We were called to order at 10.30 am and it must be said that the new Grayling Society Area Secretary, Peter Chambers, did a reet good job (sorry) in getting across his message. No doubt he is used to addressing the troops from a previous career as a Regular soldier, but what he had to say was a timely reminder to us all, of the need to support the organisations which are concerned with fish and river conservation – all with scarcely a hint of hectoring, whilst he was on his hind legs!
I’ve noticed from before, that the assembled anglers very quickly melt away once this stage is over and the beats have been allocated. It is no longer a ‘real competition’ (to quote again from the notice of the event) but there is, I suspect, a competitor lurking within each angler and most seem keen to get their feet in the water with rods at the ready for the moment Midday comes round. Graham, Paul and I were allocated onto Beat 2 (which is the beat from Lords Bridge, upstream to Batt Island) and we, too, went whizzing off as soon as we could to find the track near West Witton, which gives access to that section of the river. We were blessed with the best possible combination of conditions: a lovely, warm settled Autumn day and the river at a perfect height for fishing. It had that amber glow about it, which a rain-fed river takes on when there has been some rain some time ago.

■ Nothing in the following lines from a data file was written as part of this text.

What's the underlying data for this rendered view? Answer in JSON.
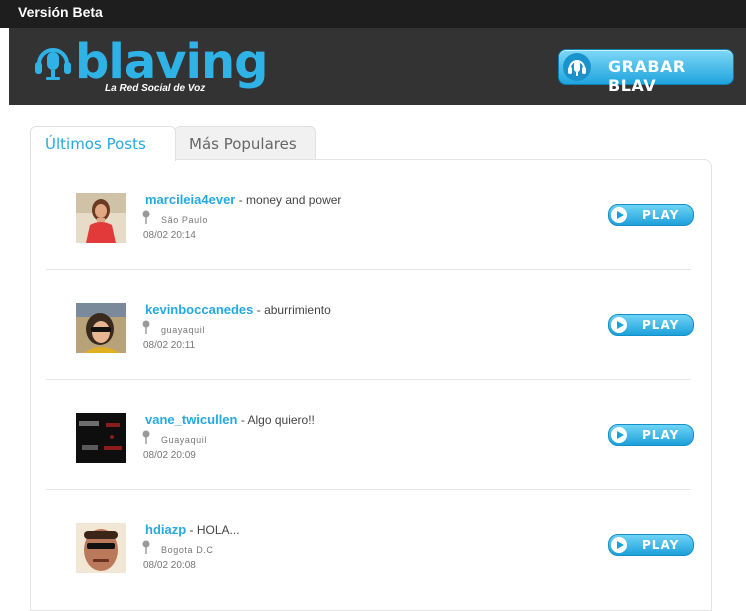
{
  "beta_label": "Versión Beta",
  "logo": {
    "text": "blaving",
    "tagline": "La Red Social de Voz"
  },
  "record_button_label": "GRABAR BLAV",
  "tabs": [
    {
      "label": "Últimos Posts",
      "active": true
    },
    {
      "label": "Más Populares",
      "active": false
    }
  ],
  "play_label": "PLAY",
  "posts": [
    {
      "username": "marcileia4ever",
      "message": "- money and power",
      "location": "São Paulo",
      "timestamp": "08/02 20:14"
    },
    {
      "username": "kevinboccanedes",
      "message": "- aburrimiento",
      "location": "guayaquil",
      "timestamp": "08/02 20:11"
    },
    {
      "username": "vane_twicullen",
      "message": "- Algo quiero!!",
      "location": "Guayaquil",
      "timestamp": "08/02 20:09"
    },
    {
      "username": "hdiazp",
      "message": "- HOLA...",
      "location": "Bogota D.C",
      "timestamp": "08/02 20:08"
    }
  ],
  "colors": {
    "accent": "#26a9e0",
    "top_bar": "#1e1e1e",
    "header": "#333333"
  }
}
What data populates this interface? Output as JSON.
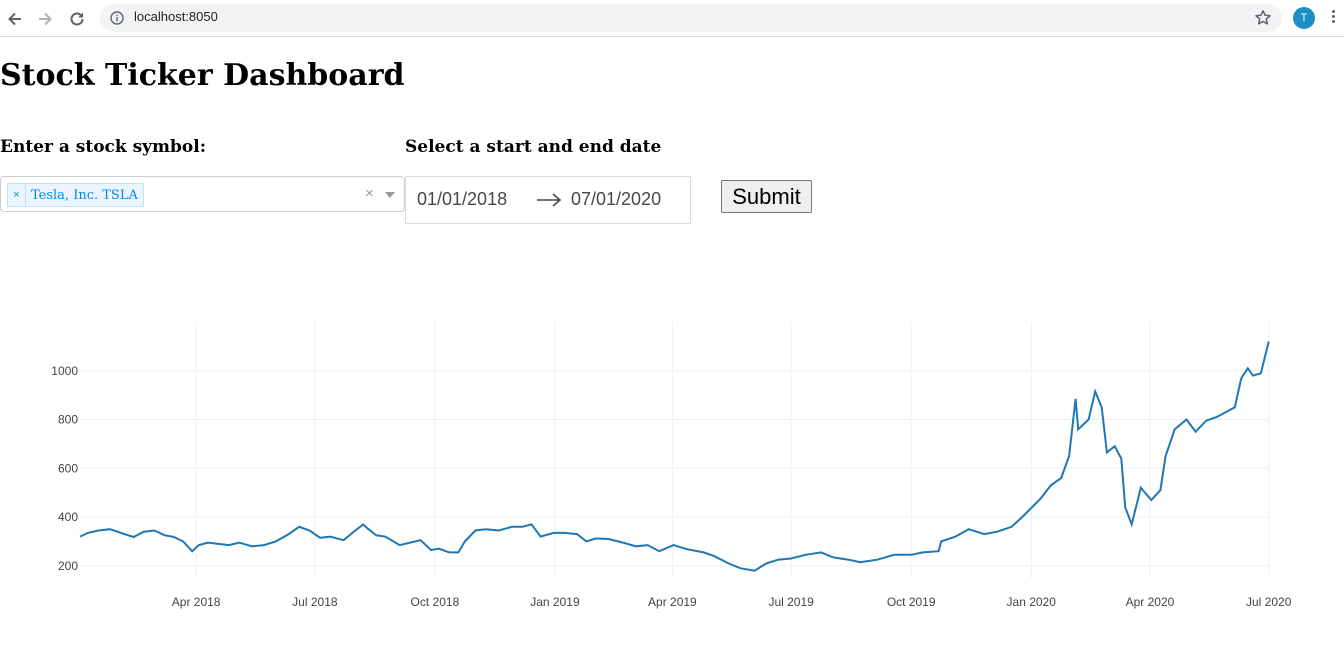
{
  "browser": {
    "url": "localhost:8050",
    "avatar_letter": "T",
    "icons": [
      "back-arrow-icon",
      "forward-arrow-icon",
      "reload-icon",
      "info-icon",
      "star-icon",
      "menu-dots-icon"
    ]
  },
  "page": {
    "title": "Stock Ticker Dashboard",
    "symbol_label": "Enter a stock symbol:",
    "date_label": "Select a start and end date",
    "selected_symbol": "Tesla, Inc. TSLA",
    "tag_remove": "×",
    "clear_glyph": "×",
    "start_date": "01/01/2018",
    "end_date": "07/01/2020",
    "submit_label": "Submit"
  },
  "chart_data": {
    "type": "line",
    "title": "",
    "xlabel": "",
    "ylabel": "",
    "line_color": "#1f77b4",
    "grid": true,
    "xlim": [
      "2018-01-02",
      "2020-07-02"
    ],
    "ylim": [
      150,
      1200
    ],
    "x_ticks": [
      "Apr 2018",
      "Jul 2018",
      "Oct 2018",
      "Jan 2019",
      "Apr 2019",
      "Jul 2019",
      "Oct 2019",
      "Jan 2020",
      "Apr 2020",
      "Jul 2020"
    ],
    "x_tick_dates": [
      "2018-04-01",
      "2018-07-01",
      "2018-10-01",
      "2019-01-01",
      "2019-04-01",
      "2019-07-01",
      "2019-10-01",
      "2020-01-01",
      "2020-04-01",
      "2020-07-01"
    ],
    "y_ticks": [
      200,
      400,
      600,
      800,
      1000
    ],
    "series": [
      {
        "x": [
          "2018-01-02",
          "2018-01-08",
          "2018-01-16",
          "2018-01-25",
          "2018-02-05",
          "2018-02-12",
          "2018-02-20",
          "2018-02-28",
          "2018-03-08",
          "2018-03-15",
          "2018-03-22",
          "2018-03-29",
          "2018-04-03",
          "2018-04-10",
          "2018-04-18",
          "2018-04-26",
          "2018-05-04",
          "2018-05-14",
          "2018-05-23",
          "2018-06-01",
          "2018-06-11",
          "2018-06-19",
          "2018-06-27",
          "2018-07-05",
          "2018-07-13",
          "2018-07-23",
          "2018-08-01",
          "2018-08-07",
          "2018-08-10",
          "2018-08-17",
          "2018-08-24",
          "2018-09-04",
          "2018-09-12",
          "2018-09-20",
          "2018-09-28",
          "2018-10-04",
          "2018-10-12",
          "2018-10-19",
          "2018-10-24",
          "2018-11-01",
          "2018-11-09",
          "2018-11-19",
          "2018-11-29",
          "2018-12-07",
          "2018-12-14",
          "2018-12-21",
          "2018-12-31",
          "2019-01-08",
          "2019-01-18",
          "2019-01-25",
          "2019-02-01",
          "2019-02-11",
          "2019-02-22",
          "2019-03-04",
          "2019-03-13",
          "2019-03-22",
          "2019-04-02",
          "2019-04-12",
          "2019-04-25",
          "2019-05-03",
          "2019-05-14",
          "2019-05-23",
          "2019-06-03",
          "2019-06-12",
          "2019-06-21",
          "2019-07-01",
          "2019-07-12",
          "2019-07-24",
          "2019-08-02",
          "2019-08-14",
          "2019-08-23",
          "2019-09-05",
          "2019-09-18",
          "2019-10-01",
          "2019-10-10",
          "2019-10-22",
          "2019-10-24",
          "2019-11-04",
          "2019-11-14",
          "2019-11-26",
          "2019-12-06",
          "2019-12-17",
          "2019-12-27",
          "2020-01-08",
          "2020-01-16",
          "2020-01-24",
          "2020-01-30",
          "2020-02-04",
          "2020-02-06",
          "2020-02-14",
          "2020-02-19",
          "2020-02-24",
          "2020-02-28",
          "2020-03-05",
          "2020-03-10",
          "2020-03-13",
          "2020-03-18",
          "2020-03-25",
          "2020-04-02",
          "2020-04-09",
          "2020-04-13",
          "2020-04-20",
          "2020-04-29",
          "2020-05-06",
          "2020-05-14",
          "2020-05-22",
          "2020-05-29",
          "2020-06-05",
          "2020-06-10",
          "2020-06-15",
          "2020-06-19",
          "2020-06-25",
          "2020-07-01"
        ],
        "y": [
          320,
          335,
          345,
          350,
          330,
          318,
          340,
          345,
          325,
          318,
          300,
          260,
          285,
          295,
          290,
          285,
          295,
          280,
          285,
          300,
          330,
          360,
          345,
          315,
          320,
          305,
          345,
          370,
          355,
          325,
          320,
          285,
          295,
          305,
          265,
          270,
          255,
          255,
          300,
          345,
          350,
          345,
          360,
          360,
          370,
          320,
          335,
          335,
          330,
          300,
          312,
          310,
          295,
          280,
          285,
          260,
          285,
          268,
          255,
          240,
          210,
          190,
          180,
          210,
          225,
          230,
          245,
          255,
          235,
          225,
          215,
          225,
          245,
          245,
          255,
          260,
          300,
          320,
          350,
          330,
          340,
          360,
          410,
          475,
          530,
          560,
          650,
          885,
          760,
          800,
          915,
          850,
          665,
          690,
          640,
          440,
          370,
          520,
          470,
          510,
          650,
          760,
          800,
          750,
          795,
          810,
          830,
          850,
          970,
          1010,
          980,
          990,
          1120
        ]
      }
    ]
  }
}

I was using my 14’ Tenkara rod and on the end a nymph pattern which I call ‘the Purple Warrior’, which I get from John Emerson of Unique Flies. It is tied on a jig hook and its most obvious features are a bead – looking like a lustrous pearl – and just behind this, a sparkly purple collar with no hackle. I’m not sure you’ll find anything like this coming down the Ure on an Autumn afternoon, but I think it fair to say that the ‘lady of the stream’ likes a bit of bling! I ended up with two brace during the session and I suppose one or two got off. I like to get them back where they belong as soon as I can, but that brief encounter each time a grayling comes to the net is a reminder of what a wonderful wild creature they are.
Four o’clock came round soon enough and it was time to head off back to the Three Horse Shoes for the raffle and the results. In first place was Andy Ralph – a worthy winner with a tally of 18 grayling, predominantly on dry fly, runner up was Adam Fewtrell with a total of 14 grayling. I’m told that 45 anglers took part this year and a total of 125 grayling were caught and safely returned to the river. The day raised £840 which was split in support of local S&TC branches and the various River Trusts in the region.
Having a driver to take us back to Scarborough meant that Graham and I were able to get our share of that aforementioned delightful beer and, having previously planned to make a quick exit, we were, in fact, nearly the last to leave and this with some regret! The Three Horse Shoes is the sort of place where you could get well settled for the evening.
In conclusion, I should like to thank Peter Chambers & Duncan Courtney, on behalf of us all for their efforts in organising this most enjoyable event. The opportunity to fish is such lovely surroundings, bookended by gatherings in convivial company, is not to be missed and, if you’ve not tried it before, then I urge you to do so. I guarantee that you’ll have a reet good day out!!